It seems as though the burden dimension in the instrument ‘Check your health’ is more sensitive than the perceived health dimension, which was also shown in the adult validation test (10).
Convergent validity was moderate in a comparison of the ‘Check your health’ questionnaire with the same four domains in the DCGM-37 (0.66–0.27). This is difficult to explain, because we have shown both good reliability and discriminant validity in the tested instrument.
Perceived mental health in ‘Check your health’ correlated with mental health and QoL in the DCGM-37, while perceived QoL was correlated with both mental health and QoL. There seems to be an overlap between mental health and QoL in the DCGM-37 questionnaire.
‘Check your health’ was found to be very suitable and easy for teenagers to complete, and because the tests were promising it seems important to continue to compare ‘Check your health’ with other measures. The measures KINDL and PedsQl are generic measures with diabetes-specific modules, which may be used in future comparisons (9).
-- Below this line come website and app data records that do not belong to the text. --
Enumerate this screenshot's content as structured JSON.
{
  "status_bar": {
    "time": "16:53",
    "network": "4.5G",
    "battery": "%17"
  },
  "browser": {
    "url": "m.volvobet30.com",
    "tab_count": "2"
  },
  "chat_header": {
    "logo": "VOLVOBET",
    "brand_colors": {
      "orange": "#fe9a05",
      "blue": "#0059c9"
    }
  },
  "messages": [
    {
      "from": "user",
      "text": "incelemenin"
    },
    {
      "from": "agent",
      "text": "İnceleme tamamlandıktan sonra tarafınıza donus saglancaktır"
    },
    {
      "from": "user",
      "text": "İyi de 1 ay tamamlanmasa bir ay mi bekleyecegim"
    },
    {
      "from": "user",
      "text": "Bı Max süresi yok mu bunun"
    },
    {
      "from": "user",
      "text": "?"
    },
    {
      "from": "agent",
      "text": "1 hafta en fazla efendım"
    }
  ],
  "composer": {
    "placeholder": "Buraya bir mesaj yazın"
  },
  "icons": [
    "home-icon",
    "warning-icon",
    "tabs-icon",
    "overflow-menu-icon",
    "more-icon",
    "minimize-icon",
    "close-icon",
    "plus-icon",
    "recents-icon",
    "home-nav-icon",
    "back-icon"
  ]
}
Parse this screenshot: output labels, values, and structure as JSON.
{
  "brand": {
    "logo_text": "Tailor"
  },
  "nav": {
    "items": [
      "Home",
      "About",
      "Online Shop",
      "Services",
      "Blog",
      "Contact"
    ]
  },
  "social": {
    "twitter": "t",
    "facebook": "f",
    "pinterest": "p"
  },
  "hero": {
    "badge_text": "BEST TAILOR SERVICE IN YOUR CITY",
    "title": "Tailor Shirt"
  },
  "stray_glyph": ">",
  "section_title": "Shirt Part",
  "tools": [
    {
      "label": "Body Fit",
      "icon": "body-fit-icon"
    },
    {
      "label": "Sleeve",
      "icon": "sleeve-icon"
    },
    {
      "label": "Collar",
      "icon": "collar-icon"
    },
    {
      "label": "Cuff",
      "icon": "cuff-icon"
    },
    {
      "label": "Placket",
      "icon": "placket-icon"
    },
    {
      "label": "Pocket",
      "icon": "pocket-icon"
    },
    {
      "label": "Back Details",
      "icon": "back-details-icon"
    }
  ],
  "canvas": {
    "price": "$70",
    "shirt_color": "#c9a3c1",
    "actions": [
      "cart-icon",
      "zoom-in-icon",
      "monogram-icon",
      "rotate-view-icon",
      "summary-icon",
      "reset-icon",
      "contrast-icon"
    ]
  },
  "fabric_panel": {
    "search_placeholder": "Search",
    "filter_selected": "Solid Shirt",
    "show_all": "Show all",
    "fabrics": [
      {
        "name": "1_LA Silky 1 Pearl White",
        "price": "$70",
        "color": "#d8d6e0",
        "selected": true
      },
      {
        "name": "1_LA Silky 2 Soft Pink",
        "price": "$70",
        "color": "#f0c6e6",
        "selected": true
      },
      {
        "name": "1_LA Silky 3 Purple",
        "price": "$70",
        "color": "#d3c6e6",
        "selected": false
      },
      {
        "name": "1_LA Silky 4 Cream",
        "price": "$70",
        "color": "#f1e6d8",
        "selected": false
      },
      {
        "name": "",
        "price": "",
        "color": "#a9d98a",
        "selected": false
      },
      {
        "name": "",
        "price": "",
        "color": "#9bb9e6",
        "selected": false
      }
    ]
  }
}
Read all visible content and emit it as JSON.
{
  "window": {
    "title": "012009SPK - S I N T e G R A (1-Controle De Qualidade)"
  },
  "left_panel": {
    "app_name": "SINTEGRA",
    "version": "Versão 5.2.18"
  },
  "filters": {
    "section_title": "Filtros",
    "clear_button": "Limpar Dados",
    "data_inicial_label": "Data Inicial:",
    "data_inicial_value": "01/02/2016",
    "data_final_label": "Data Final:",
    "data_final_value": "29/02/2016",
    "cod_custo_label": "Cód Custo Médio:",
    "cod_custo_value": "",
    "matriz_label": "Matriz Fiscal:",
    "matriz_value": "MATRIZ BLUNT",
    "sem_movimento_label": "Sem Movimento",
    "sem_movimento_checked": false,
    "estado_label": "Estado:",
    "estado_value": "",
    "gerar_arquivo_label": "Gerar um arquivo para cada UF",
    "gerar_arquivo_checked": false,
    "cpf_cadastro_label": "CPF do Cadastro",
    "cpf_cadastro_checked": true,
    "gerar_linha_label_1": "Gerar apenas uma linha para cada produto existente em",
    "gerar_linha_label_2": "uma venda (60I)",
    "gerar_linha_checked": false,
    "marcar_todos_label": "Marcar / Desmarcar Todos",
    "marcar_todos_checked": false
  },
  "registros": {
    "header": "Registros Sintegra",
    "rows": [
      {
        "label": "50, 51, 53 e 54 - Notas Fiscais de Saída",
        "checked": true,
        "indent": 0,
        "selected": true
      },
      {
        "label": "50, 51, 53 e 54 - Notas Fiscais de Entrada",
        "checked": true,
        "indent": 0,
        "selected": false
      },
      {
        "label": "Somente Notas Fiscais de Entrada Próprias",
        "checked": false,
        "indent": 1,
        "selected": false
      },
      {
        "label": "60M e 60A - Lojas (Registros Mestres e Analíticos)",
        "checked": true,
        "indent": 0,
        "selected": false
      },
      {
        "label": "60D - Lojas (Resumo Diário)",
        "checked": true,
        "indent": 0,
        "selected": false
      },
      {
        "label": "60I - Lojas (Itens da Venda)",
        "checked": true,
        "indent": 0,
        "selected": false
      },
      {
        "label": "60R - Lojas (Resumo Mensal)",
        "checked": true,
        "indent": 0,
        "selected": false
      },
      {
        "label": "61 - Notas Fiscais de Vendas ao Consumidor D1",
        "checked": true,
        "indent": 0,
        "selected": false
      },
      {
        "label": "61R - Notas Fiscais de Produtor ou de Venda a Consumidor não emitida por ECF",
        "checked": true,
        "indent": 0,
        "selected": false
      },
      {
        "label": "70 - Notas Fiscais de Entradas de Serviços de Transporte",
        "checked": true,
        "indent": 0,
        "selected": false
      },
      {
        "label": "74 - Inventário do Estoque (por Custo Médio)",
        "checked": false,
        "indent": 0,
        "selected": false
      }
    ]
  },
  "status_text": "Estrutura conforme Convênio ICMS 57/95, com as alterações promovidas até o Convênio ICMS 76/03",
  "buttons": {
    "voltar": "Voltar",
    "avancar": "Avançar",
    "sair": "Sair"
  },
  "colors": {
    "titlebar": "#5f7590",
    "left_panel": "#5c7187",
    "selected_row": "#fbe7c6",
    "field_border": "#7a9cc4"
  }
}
‘Check your health’ is a new instrument and does have some limitations. For instance, it is only available in Swedish. The instrument also has to be used in a larger group of patients to obtain normative scores for both HRQL and burden of diabetes. To allow comparisons between parent and child, a proxy version is needed. Investigating the concordance between a child and a proxy report is often part of the development of a new instrument for children (9). If ‘Check your health’ is to be used as a proxy report, an assessment of concordance is needed.
The instrument ‘Check your health’ is well accepted by young persons with diabetes, is very easy and fast to complete, and may be a suitable tool for measuring HRQL and burden of diabetes. It showed acceptable reliability and validity. The instrument must be used in a larger population, however, to obtain normative scores. The ‘Social relations and social burden’ dimension is more suitable for screening patients with low health or high burden than for detecting improvements in patients.
The authors are grateful to all teenagers in the study as well as to the diabetes nurses for assistance in the distribution of the questionnaires to the teenagers.
This study was supported by the Swedish Diabetes Federation, the Swedish Child Diabetes Foundation and Svenska Diabetesstiftelsen.